Other recent projects include:

Kansa, an earthwork by Stan Herd, was completed on the JCCC campus in April 2013
Kansa, an earthwork by Stan Herd, was completed on the JCCC campus in April 2013
  • Tai Edwards shared a Big Idea on the Humanities Kansas website: How Should We Honor Someone's Military Service?
  • Recording oral histories. This began with Vietnam-era veterans in “Kansas Stories of the Vietnam War” – a Humanities Kansas project. KSI has continued this work, recording oral histories with veterans of any era.

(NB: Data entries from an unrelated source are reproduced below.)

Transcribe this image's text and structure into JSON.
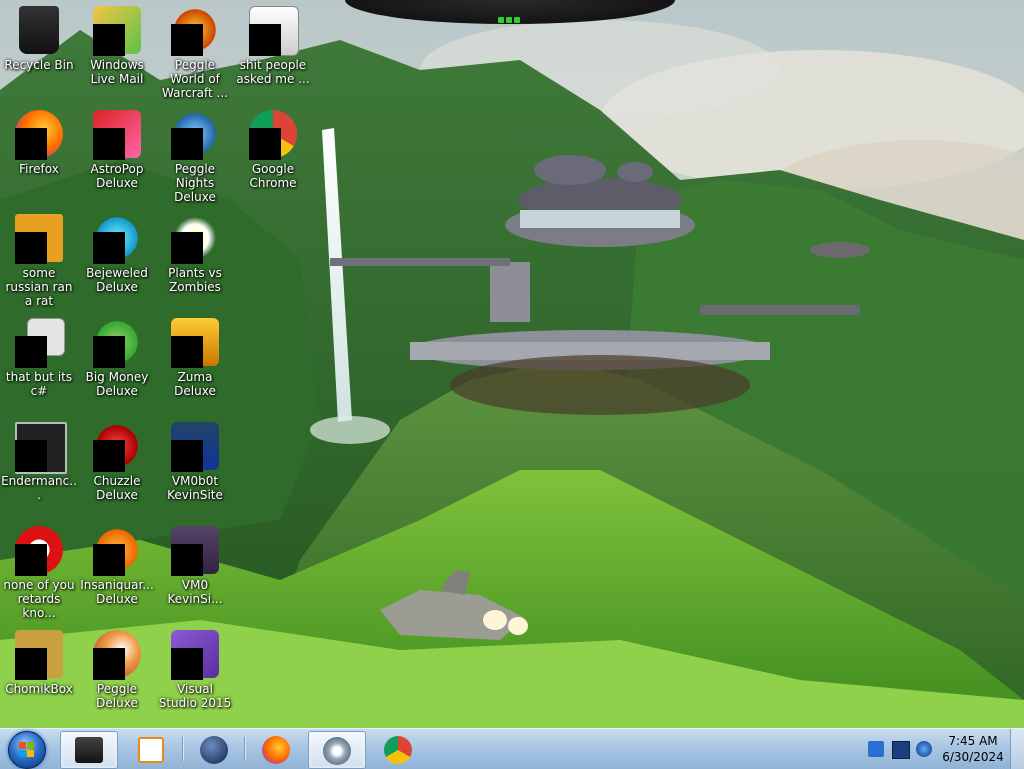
{
  "desktop": {
    "icons": [
      {
        "label": "Recycle Bin",
        "icon": "recycle-bin-icon"
      },
      {
        "label": "Windows Live Mail",
        "icon": "windows-live-mail-icon"
      },
      {
        "label": "Peggle World of Warcraft ...",
        "icon": "peggle-wow-icon"
      },
      {
        "label": "shit people asked me ...",
        "icon": "folder-icon"
      },
      {
        "label": "Firefox",
        "icon": "firefox-icon"
      },
      {
        "label": "AstroPop Deluxe",
        "icon": "astropop-icon"
      },
      {
        "label": "Peggle Nights Deluxe",
        "icon": "peggle-nights-icon"
      },
      {
        "label": "Google Chrome",
        "icon": "chrome-icon"
      },
      {
        "label": "some russian ran a rat",
        "icon": "java-file-icon"
      },
      {
        "label": "Bejeweled Deluxe",
        "icon": "bejeweled-icon"
      },
      {
        "label": "Plants vs Zombies",
        "icon": "plants-vs-zombies-icon"
      },
      {
        "label": "that but its c#",
        "icon": "document-stack-icon"
      },
      {
        "label": "Big Money Deluxe",
        "icon": "big-money-icon"
      },
      {
        "label": "Zuma Deluxe",
        "icon": "zuma-icon"
      },
      {
        "label": "Endermanc...",
        "icon": "console-app-icon"
      },
      {
        "label": "Chuzzle Deluxe",
        "icon": "chuzzle-icon"
      },
      {
        "label": "VM0b0t KevinSite",
        "icon": "vm-shortcut-icon"
      },
      {
        "label": "none of you retards kno...",
        "icon": "opera-icon"
      },
      {
        "label": "Insaniquar... Deluxe",
        "icon": "insaniquarium-icon"
      },
      {
        "label": "VM0 KevinSi...",
        "icon": "vm-shortcut-icon"
      },
      {
        "label": "ChomikBox",
        "icon": "chomikbox-icon"
      },
      {
        "label": "Peggle Deluxe",
        "icon": "peggle-icon"
      },
      {
        "label": "Visual Studio 2015",
        "icon": "visual-studio-icon"
      }
    ]
  },
  "taskbar": {
    "start_icon": "windows-start-orb-icon",
    "pinned": [
      {
        "name": "app-window-icon",
        "active": true
      },
      {
        "name": "media-player-icon",
        "active": false
      },
      {
        "name": "globe-app-icon",
        "active": false
      },
      {
        "name": "firefox-icon",
        "active": false
      },
      {
        "name": "media-center-icon",
        "active": true
      },
      {
        "name": "chrome-icon",
        "active": false
      }
    ],
    "tray": {
      "icons": [
        "network-icon",
        "display-icon",
        "volume-icon"
      ],
      "time": "7:45 AM",
      "date": "6/30/2024"
    }
  },
  "colors": {
    "taskbar_top": "#c9ddef",
    "taskbar_bottom": "#8fb3d6",
    "gadget_led": "#2fd02f"
  }
}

KSI also partnered with Special Olympics Kansas on “Celebrating Inclusion Since 1970: A Special Olympics Kansas Oral History.”
  • Production assistance for Kansas-themed documentaries.
  • Hosting lectures on a variety of Kansas topics, such as depletion of the Ogallala aquifer, artistic representations of Kansas, and Quindaro Townsite preservation.
  • Commissioning and maintenance, including prairie burning, of Stan Herd’s “earthworks” installation titled Kansa, on the southwestern side of the JCCC campus.
  • Traveling with students and teaching coursework on the state.
  • Student internships involving a range of opportunities, including researching and designing installations in celebration of JCCC’s 50th anniversary; publishing peer-reviewed scholarship; and assisting in the Johnson County Trails Project that posts historic signage around the county’s hiking trails.
  • Annual programming on Kansas Day, Jan. 29 – the date Kansas became a state.

Much of this great work can be accessed through the Kansas Studies Institute digital archive, available through JCCC’s Billington Library and on the Kansas Studies Institute playlist on JCCC's YouTube channel.